> **EXERCISE AIM**
A faithful copy of the entries is needed, one that leaves out the pictures.

━━━ DATA PROVIDED ━━━

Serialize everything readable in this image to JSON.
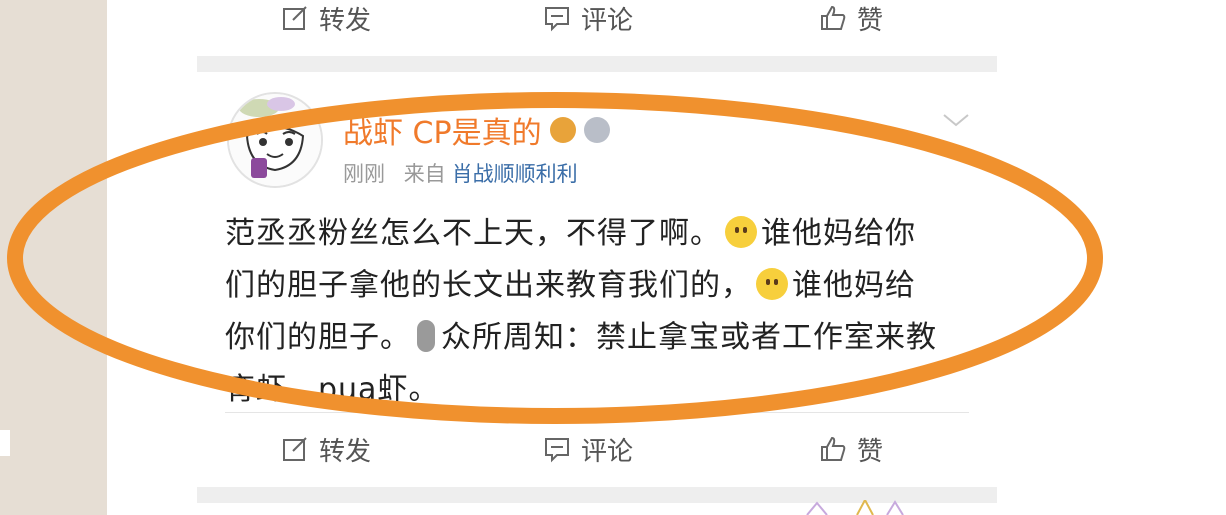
{
  "top_actions": {
    "repost": "转发",
    "comment": "评论",
    "like": "赞"
  },
  "post": {
    "username": "战虾 CP是真的",
    "time": "刚刚",
    "source_prefix": "来自",
    "source": "肖战顺顺利利",
    "text_parts": [
      "范丞丞粉丝怎么不上天，不得了啊。",
      "谁他妈给你们的胆子拿他的长文出来教育我们的，",
      "谁他妈给你们的胆子。",
      "众所周知：禁止拿宝或者工作室来教育虾，pua虾。"
    ]
  },
  "bottom_actions": {
    "repost": "转发",
    "comment": "评论",
    "like": "赞"
  },
  "colors": {
    "accent_orange": "#f07a2b",
    "link_blue": "#3b6ea8",
    "highlight_ring": "#f0912e"
  },
  "icons": [
    "repost-icon",
    "comment-icon",
    "like-icon",
    "crown-icon",
    "medal-icon",
    "chevron-down-icon",
    "smile-emoji-icon",
    "microphone-emoji-icon"
  ]
}
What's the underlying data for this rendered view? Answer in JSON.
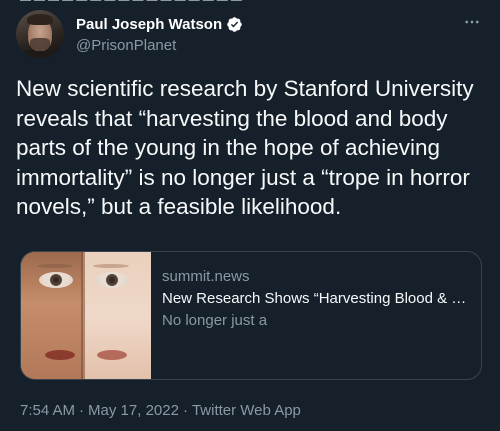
{
  "author": {
    "display_name": "Paul Joseph Watson",
    "handle": "@PrisonPlanet"
  },
  "tweet": {
    "text": "New scientific research by Stanford University reveals that “harvesting the blood and body parts of the young in the hope of achieving immortality” is no longer just a “trope in horror novels,” but a feasible likelihood."
  },
  "link_card": {
    "domain": "summit.news",
    "title": "New Research Shows “Harvesting Blood & Body Parts of the Young”",
    "description": "No longer just a"
  },
  "meta": {
    "time": "7:54 AM",
    "date": "May 17, 2022",
    "separator": "·",
    "source": "Twitter Web App"
  },
  "icons": {
    "verified": "verified-badge-icon",
    "more": "more-options-icon"
  },
  "colors": {
    "background": "#15202b",
    "text_primary": "#f7f9f9",
    "text_secondary": "#8b98a5",
    "border": "#38444d"
  }
}
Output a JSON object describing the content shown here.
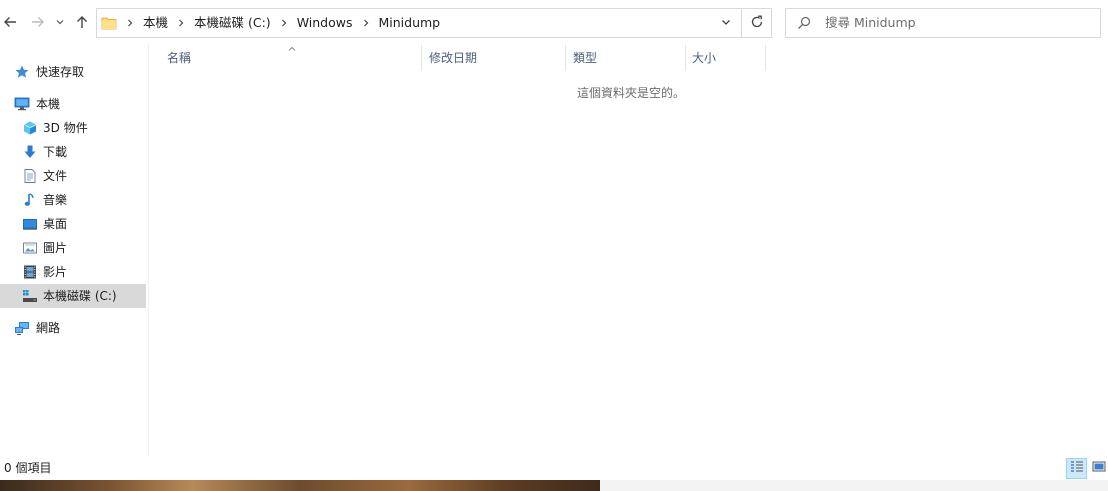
{
  "navigation": {
    "back_icon": "arrow-left-icon",
    "forward_icon": "arrow-right-icon",
    "recent_icon": "chevron-down-icon",
    "up_icon": "arrow-up-icon"
  },
  "address_bar": {
    "crumbs": [
      "本機",
      "本機磁碟 (C:)",
      "Windows",
      "Minidump"
    ],
    "folder_icon": "folder-icon",
    "dropdown_icon": "chevron-down-icon",
    "refresh_icon": "refresh-icon"
  },
  "search": {
    "placeholder": "搜尋 Minidump",
    "icon": "search-icon"
  },
  "sidebar": {
    "items": [
      {
        "label": "快速存取",
        "icon": "star-icon"
      },
      {
        "label": "本機",
        "icon": "computer-icon"
      },
      {
        "label": "3D 物件",
        "icon": "cube-icon"
      },
      {
        "label": "下載",
        "icon": "download-arrow-icon"
      },
      {
        "label": "文件",
        "icon": "document-icon"
      },
      {
        "label": "音樂",
        "icon": "music-note-icon"
      },
      {
        "label": "桌面",
        "icon": "desktop-icon"
      },
      {
        "label": "圖片",
        "icon": "picture-icon"
      },
      {
        "label": "影片",
        "icon": "film-icon"
      },
      {
        "label": "本機磁碟 (C:)",
        "icon": "drive-icon",
        "selected": true
      },
      {
        "label": "網路",
        "icon": "network-icon"
      }
    ]
  },
  "columns": [
    "名稱",
    "修改日期",
    "類型",
    "大小"
  ],
  "empty_message": "這個資料夾是空的。",
  "status": {
    "item_count": "0 個項目",
    "details_view_icon": "details-view-icon",
    "large_icons_view_icon": "large-icons-view-icon"
  },
  "colors": {
    "selection": "#d9d9d9",
    "header_text": "#4c607a",
    "accent": "#0078d7",
    "view_active": "#cce8ff"
  }
}
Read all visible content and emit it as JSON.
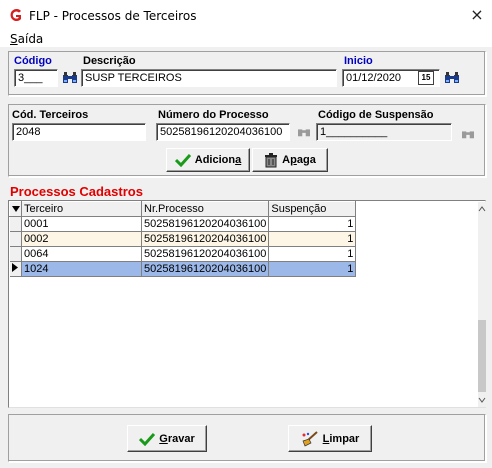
{
  "window": {
    "title": "FLP - Processos de Terceiros",
    "close_glyph": "×"
  },
  "menu": {
    "saida": {
      "hotkey": "S",
      "rest": "aída"
    }
  },
  "header": {
    "codigo_label": "Código",
    "codigo_value": "3___",
    "descricao_label": "Descrição",
    "descricao_value": "SUSP TERCEIROS",
    "inicio_label": "Inicio",
    "inicio_value": "01/12/2020",
    "calendar_day": "15"
  },
  "process": {
    "cod_terceiros_label": "Cód. Terceiros",
    "cod_terceiros_value": "2048",
    "numero_processo_label": "Número do Processo",
    "numero_processo_value": "50258196120204036100",
    "codigo_suspensao_label": "Código de Suspensão",
    "codigo_suspensao_value": "1__________",
    "adiciona_pre": "Adicion",
    "adiciona_hot": "a",
    "apaga_pre": "A",
    "apaga_hot": "p",
    "apaga_post": "aga"
  },
  "section_title": "Processos Cadastros",
  "grid": {
    "columns": [
      "Terceiro",
      "Nr.Processo",
      "Suspenção"
    ],
    "rows": [
      {
        "terceiro": "0001",
        "processo": "50258196120204036100",
        "suspensao": "1"
      },
      {
        "terceiro": "0002",
        "processo": "50258196120204036100",
        "suspensao": "1"
      },
      {
        "terceiro": "0064",
        "processo": "50258196120204036100",
        "suspensao": "1"
      },
      {
        "terceiro": "1024",
        "processo": "50258196120204036100",
        "suspensao": "1"
      }
    ],
    "selected_row": 3
  },
  "footer": {
    "gravar_hot": "G",
    "gravar_rest": "ravar",
    "limpar_hot": "L",
    "limpar_rest": "impar"
  },
  "colors": {
    "accent_red": "#e00000",
    "label_blue": "#0000c0",
    "selection": "#9bb8e8",
    "alt_row": "#fdf6e6"
  }
}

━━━

> **SOLUTION TO THIS PROBLEM**
Serialize everything readable in this image to JSON.
{
  "top_actions": {
    "repost": "转发",
    "comment": "评论",
    "like": "赞"
  },
  "post": {
    "username": "战虾 CP是真的",
    "time": "刚刚",
    "source_prefix": "来自",
    "source": "肖战顺顺利利",
    "text_parts": [
      "范丞丞粉丝怎么不上天，不得了啊。",
      "谁他妈给你们的胆子拿他的长文出来教育我们的，",
      "谁他妈给你们的胆子。",
      "众所周知：禁止拿宝或者工作室来教育虾，pua虾。"
    ]
  },
  "bottom_actions": {
    "repost": "转发",
    "comment": "评论",
    "like": "赞"
  },
  "colors": {
    "accent_orange": "#f07a2b",
    "link_blue": "#3b6ea8",
    "highlight_ring": "#f0912e"
  },
  "icons": [
    "repost-icon",
    "comment-icon",
    "like-icon",
    "crown-icon",
    "medal-icon",
    "chevron-down-icon",
    "smile-emoji-icon",
    "microphone-emoji-icon"
  ]
}
What's the underlying data for this rendered view? Answer in JSON.
{
  "author": {
    "display_name": "Paul Joseph Watson",
    "handle": "@PrisonPlanet"
  },
  "tweet": {
    "text": "New scientific research by Stanford University reveals that “harvesting the blood and body parts of the young in the hope of achieving immortality” is no longer just a “trope in horror novels,” but a feasible likelihood."
  },
  "link_card": {
    "domain": "summit.news",
    "title": "New Research Shows “Harvesting Blood & Body Parts of the Young”",
    "description": "No longer just a"
  },
  "meta": {
    "time": "7:54 AM",
    "date": "May 17, 2022",
    "separator": "·",
    "source": "Twitter Web App"
  },
  "icons": {
    "verified": "verified-badge-icon",
    "more": "more-options-icon"
  },
  "colors": {
    "background": "#15202b",
    "text_primary": "#f7f9f9",
    "text_secondary": "#8b98a5",
    "border": "#38444d"
  }
}
Output a JSON object describing the content shown here.
{
  "navigation": {
    "back_icon": "arrow-left-icon",
    "forward_icon": "arrow-right-icon",
    "recent_icon": "chevron-down-icon",
    "up_icon": "arrow-up-icon"
  },
  "address_bar": {
    "crumbs": [
      "本機",
      "本機磁碟 (C:)",
      "Windows",
      "Minidump"
    ],
    "folder_icon": "folder-icon",
    "dropdown_icon": "chevron-down-icon",
    "refresh_icon": "refresh-icon"
  },
  "search": {
    "placeholder": "搜尋 Minidump",
    "icon": "search-icon"
  },
  "sidebar": {
    "items": [
      {
        "label": "快速存取",
        "icon": "star-icon"
      },
      {
        "label": "本機",
        "icon": "computer-icon"
      },
      {
        "label": "3D 物件",
        "icon": "cube-icon"
      },
      {
        "label": "下載",
        "icon": "download-arrow-icon"
      },
      {
        "label": "文件",
        "icon": "document-icon"
      },
      {
        "label": "音樂",
        "icon": "music-note-icon"
      },
      {
        "label": "桌面",
        "icon": "desktop-icon"
      },
      {
        "label": "圖片",
        "icon": "picture-icon"
      },
      {
        "label": "影片",
        "icon": "film-icon"
      },
      {
        "label": "本機磁碟 (C:)",
        "icon": "drive-icon",
        "selected": true
      },
      {
        "label": "網路",
        "icon": "network-icon"
      }
    ]
  },
  "columns": [
    "名稱",
    "修改日期",
    "類型",
    "大小"
  ],
  "empty_message": "這個資料夾是空的。",
  "status": {
    "item_count": "0 個項目",
    "details_view_icon": "details-view-icon",
    "large_icons_view_icon": "large-icons-view-icon"
  },
  "colors": {
    "selection": "#d9d9d9",
    "header_text": "#4c607a",
    "accent": "#0078d7",
    "view_active": "#cce8ff"
  }
}
Read all visible content and emit it as JSON.
{
  "window": {
    "title": "FLP - Processos de Terceiros",
    "close_glyph": "×"
  },
  "menu": {
    "saida": {
      "hotkey": "S",
      "rest": "aída"
    }
  },
  "header": {
    "codigo_label": "Código",
    "codigo_value": "3___",
    "descricao_label": "Descrição",
    "descricao_value": "SUSP TERCEIROS",
    "inicio_label": "Inicio",
    "inicio_value": "01/12/2020",
    "calendar_day": "15"
  },
  "process": {
    "cod_terceiros_label": "Cód. Terceiros",
    "cod_terceiros_value": "2048",
    "numero_processo_label": "Número do Processo",
    "numero_processo_value": "50258196120204036100",
    "codigo_suspensao_label": "Código de Suspensão",
    "codigo_suspensao_value": "1__________",
    "adiciona_pre": "Adicion",
    "adiciona_hot": "a",
    "apaga_pre": "A",
    "apaga_hot": "p",
    "apaga_post": "aga"
  },
  "section_title": "Processos Cadastros",
  "grid": {
    "columns": [
      "Terceiro",
      "Nr.Processo",
      "Suspenção"
    ],
    "rows": [
      {
        "terceiro": "0001",
        "processo": "50258196120204036100",
        "suspensao": "1"
      },
      {
        "terceiro": "0002",
        "processo": "50258196120204036100",
        "suspensao": "1"
      },
      {
        "terceiro": "0064",
        "processo": "50258196120204036100",
        "suspensao": "1"
      },
      {
        "terceiro": "1024",
        "processo": "50258196120204036100",
        "suspensao": "1"
      }
    ],
    "selected_row": 3
  },
  "footer": {
    "gravar_hot": "G",
    "gravar_rest": "ravar",
    "limpar_hot": "L",
    "limpar_rest": "impar"
  },
  "colors": {
    "accent_red": "#e00000",
    "label_blue": "#0000c0",
    "selection": "#9bb8e8",
    "alt_row": "#fdf6e6"
  }
}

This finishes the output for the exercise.